Conserving mountains is important for protecting biodiversity because they have high beta diversity and endemicity, facilitate species movement, and provide numerous ecosystem benefits for people. Mountains are often thought to have lower levels of human modification and contain more protected area than surrounding lowlands. To examine this, we compared biogeographic attributes of the largest, contiguous, mountainous region on each continent. In each region, we generated detailed ecosystems based on Köppen−Geiger climate regions, ecoregions, and detailed landforms. We quantified anthropogenic fragmentation of these ecosystems based on human modification classes of large wild areas, shared lands, and cities and farms. Human modification for half the mountainous regions approached the global average, and fragmentation reduced the ecological integrity of mountain ecosystems up to 40%. Only one-third of the major mountainous regions currently meet the Kunming-Montreal Global Biodiversity Framework target of 30% coverage for all protected areas; furthermore, the vast majority of ecosystem types present in mountains were underrepresented in protected areas. By measuring ecological integrity and human-caused fragmentation with a detailed representation of mountain ecosystems, our approach facilitates tracking progress toward achieving conservation goals and better informs mountain conservation.

Publication Year 2024
Title Evaluating ecosystem protection and fragmentation of the world's major mountain regions
DOI 10.1111/cobi.14240
Authors David M. Theobald, Aerin Jacobs, Paul R. Elsen, Erik A. Beever, Libby Ehlers, Jodi Hilty
Publication Type Article
Publication Subtype Journal Article

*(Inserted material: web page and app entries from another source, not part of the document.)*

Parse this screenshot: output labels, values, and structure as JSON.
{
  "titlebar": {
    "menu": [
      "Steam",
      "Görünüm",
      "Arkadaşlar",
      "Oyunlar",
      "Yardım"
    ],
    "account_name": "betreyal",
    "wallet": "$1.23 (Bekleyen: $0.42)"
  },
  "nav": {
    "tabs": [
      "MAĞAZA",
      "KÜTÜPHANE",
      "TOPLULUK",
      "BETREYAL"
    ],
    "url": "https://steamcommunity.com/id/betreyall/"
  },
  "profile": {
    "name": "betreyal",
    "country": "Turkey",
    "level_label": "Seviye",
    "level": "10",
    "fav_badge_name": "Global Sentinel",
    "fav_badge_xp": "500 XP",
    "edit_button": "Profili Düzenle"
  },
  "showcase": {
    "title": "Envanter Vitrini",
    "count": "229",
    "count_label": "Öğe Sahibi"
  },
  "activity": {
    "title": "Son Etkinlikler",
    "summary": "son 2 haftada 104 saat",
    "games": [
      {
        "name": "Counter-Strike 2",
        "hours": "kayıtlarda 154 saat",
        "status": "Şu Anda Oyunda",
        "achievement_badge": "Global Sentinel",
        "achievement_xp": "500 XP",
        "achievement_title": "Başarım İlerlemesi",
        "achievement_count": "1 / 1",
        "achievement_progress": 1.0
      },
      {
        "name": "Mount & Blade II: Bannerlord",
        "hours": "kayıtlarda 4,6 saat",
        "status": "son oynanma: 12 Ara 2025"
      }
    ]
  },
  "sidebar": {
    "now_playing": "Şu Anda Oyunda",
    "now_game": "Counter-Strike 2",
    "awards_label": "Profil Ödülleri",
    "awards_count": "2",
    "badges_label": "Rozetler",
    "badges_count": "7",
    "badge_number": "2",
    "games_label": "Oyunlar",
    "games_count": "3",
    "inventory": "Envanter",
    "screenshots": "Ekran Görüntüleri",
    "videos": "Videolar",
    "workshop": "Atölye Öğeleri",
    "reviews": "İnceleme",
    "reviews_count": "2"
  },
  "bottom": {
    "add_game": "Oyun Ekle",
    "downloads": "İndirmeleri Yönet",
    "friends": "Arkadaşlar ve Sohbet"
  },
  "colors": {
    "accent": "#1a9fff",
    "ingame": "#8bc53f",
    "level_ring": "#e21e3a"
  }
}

Series Title Conservation Biology
Index ID 70254155
Record Source USGS Publications Warehouse
USGS Organization Northern Rocky Mountain Science Center